What this task involves >>
Across the data, every line with the word "kind" counts once; state the total alone.

The data >>
○ ○ ○ ○ ○ ○ ○
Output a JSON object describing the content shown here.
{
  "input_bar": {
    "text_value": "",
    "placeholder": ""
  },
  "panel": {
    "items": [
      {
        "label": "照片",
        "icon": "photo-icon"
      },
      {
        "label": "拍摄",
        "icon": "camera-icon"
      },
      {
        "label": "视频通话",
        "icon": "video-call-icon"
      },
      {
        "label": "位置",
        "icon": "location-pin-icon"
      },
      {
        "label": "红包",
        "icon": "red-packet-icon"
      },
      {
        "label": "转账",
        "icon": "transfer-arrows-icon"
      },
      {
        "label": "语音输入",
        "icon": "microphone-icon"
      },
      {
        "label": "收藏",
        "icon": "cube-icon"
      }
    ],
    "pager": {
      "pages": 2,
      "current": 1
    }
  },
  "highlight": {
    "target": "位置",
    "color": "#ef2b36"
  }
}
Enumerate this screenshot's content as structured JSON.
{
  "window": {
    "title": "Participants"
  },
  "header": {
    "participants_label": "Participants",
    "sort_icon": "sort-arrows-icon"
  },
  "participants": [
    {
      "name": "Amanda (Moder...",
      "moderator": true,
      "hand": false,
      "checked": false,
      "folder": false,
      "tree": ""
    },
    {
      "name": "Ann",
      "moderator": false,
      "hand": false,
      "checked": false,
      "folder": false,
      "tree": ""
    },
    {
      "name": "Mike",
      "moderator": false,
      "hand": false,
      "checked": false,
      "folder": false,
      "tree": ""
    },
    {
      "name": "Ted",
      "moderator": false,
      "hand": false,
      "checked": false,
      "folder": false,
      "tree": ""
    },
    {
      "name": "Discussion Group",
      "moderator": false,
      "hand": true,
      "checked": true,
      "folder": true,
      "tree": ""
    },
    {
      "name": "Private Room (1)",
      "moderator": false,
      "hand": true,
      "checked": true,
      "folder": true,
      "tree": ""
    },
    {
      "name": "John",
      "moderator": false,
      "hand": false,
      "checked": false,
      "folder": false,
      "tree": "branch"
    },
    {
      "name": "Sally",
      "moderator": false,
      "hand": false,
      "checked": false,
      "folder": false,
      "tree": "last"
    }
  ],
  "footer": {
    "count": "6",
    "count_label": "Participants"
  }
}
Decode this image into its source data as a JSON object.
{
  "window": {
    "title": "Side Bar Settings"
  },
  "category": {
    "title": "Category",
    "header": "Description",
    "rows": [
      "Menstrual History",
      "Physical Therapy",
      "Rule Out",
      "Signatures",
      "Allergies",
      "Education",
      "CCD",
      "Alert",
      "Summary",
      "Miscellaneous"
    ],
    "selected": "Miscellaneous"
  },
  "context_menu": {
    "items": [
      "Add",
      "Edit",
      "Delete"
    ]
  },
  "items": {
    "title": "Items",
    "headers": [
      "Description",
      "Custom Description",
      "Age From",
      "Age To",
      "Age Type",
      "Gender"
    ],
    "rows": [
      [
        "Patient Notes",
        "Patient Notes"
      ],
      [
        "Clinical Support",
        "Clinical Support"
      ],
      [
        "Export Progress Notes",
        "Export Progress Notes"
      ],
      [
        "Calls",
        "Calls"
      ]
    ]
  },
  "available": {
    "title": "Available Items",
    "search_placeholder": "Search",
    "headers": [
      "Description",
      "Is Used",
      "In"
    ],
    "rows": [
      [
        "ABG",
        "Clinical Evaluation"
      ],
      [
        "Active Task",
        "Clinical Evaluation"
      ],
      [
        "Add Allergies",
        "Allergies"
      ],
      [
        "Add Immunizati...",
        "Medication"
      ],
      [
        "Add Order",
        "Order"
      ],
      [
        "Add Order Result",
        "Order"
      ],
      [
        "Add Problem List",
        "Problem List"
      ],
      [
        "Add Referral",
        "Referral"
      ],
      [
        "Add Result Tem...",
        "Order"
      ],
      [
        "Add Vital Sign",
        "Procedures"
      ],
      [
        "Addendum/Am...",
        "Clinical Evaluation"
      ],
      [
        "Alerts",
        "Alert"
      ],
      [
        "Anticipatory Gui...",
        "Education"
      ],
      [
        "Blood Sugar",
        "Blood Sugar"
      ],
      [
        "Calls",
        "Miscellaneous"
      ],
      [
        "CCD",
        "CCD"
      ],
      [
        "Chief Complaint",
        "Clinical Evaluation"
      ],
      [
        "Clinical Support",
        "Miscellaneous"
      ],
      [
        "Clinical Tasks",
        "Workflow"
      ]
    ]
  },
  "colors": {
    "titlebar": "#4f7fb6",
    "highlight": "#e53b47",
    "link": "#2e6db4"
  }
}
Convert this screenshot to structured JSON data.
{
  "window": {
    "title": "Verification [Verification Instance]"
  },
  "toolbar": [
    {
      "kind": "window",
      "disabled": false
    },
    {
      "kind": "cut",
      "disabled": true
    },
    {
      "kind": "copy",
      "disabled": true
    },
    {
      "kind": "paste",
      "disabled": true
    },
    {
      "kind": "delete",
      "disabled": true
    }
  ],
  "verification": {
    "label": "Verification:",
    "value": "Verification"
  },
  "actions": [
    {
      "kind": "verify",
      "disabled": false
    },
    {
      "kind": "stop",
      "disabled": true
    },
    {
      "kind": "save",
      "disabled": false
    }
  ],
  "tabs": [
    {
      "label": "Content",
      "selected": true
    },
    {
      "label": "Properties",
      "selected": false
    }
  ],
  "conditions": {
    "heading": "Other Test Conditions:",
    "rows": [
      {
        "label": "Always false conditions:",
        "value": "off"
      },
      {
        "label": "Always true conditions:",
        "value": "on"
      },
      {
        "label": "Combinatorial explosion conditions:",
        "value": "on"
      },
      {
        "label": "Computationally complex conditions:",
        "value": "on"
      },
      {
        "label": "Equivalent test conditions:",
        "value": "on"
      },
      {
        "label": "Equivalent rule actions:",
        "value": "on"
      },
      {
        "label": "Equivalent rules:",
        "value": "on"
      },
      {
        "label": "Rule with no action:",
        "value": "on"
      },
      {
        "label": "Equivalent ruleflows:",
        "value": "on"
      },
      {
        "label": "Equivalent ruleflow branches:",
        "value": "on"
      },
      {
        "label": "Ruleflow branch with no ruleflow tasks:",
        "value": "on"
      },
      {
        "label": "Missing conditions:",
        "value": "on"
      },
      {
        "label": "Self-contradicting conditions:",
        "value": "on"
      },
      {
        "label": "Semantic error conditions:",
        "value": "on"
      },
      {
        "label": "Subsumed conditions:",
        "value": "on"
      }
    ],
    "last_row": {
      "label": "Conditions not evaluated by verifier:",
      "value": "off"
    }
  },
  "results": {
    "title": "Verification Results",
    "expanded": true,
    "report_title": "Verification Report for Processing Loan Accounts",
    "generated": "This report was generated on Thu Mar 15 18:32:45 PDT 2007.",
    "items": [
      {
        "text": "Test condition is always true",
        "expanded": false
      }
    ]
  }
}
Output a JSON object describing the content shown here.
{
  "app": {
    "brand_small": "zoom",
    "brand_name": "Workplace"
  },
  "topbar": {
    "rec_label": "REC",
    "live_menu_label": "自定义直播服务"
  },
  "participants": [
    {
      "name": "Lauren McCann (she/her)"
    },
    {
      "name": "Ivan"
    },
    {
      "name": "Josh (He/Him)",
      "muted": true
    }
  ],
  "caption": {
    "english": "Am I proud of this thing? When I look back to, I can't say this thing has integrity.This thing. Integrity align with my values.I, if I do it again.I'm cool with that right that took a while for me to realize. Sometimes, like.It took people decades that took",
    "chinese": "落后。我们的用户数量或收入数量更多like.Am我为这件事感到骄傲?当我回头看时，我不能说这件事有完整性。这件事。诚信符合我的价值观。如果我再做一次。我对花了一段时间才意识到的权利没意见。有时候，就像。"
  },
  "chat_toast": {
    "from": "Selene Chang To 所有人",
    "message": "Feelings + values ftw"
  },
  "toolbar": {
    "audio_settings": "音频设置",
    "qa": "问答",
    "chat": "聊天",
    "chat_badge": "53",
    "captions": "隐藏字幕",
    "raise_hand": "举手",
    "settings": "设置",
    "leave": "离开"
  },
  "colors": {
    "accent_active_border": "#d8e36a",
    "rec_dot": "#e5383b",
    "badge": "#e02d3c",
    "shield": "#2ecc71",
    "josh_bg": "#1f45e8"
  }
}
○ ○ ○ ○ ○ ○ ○
Result >>
8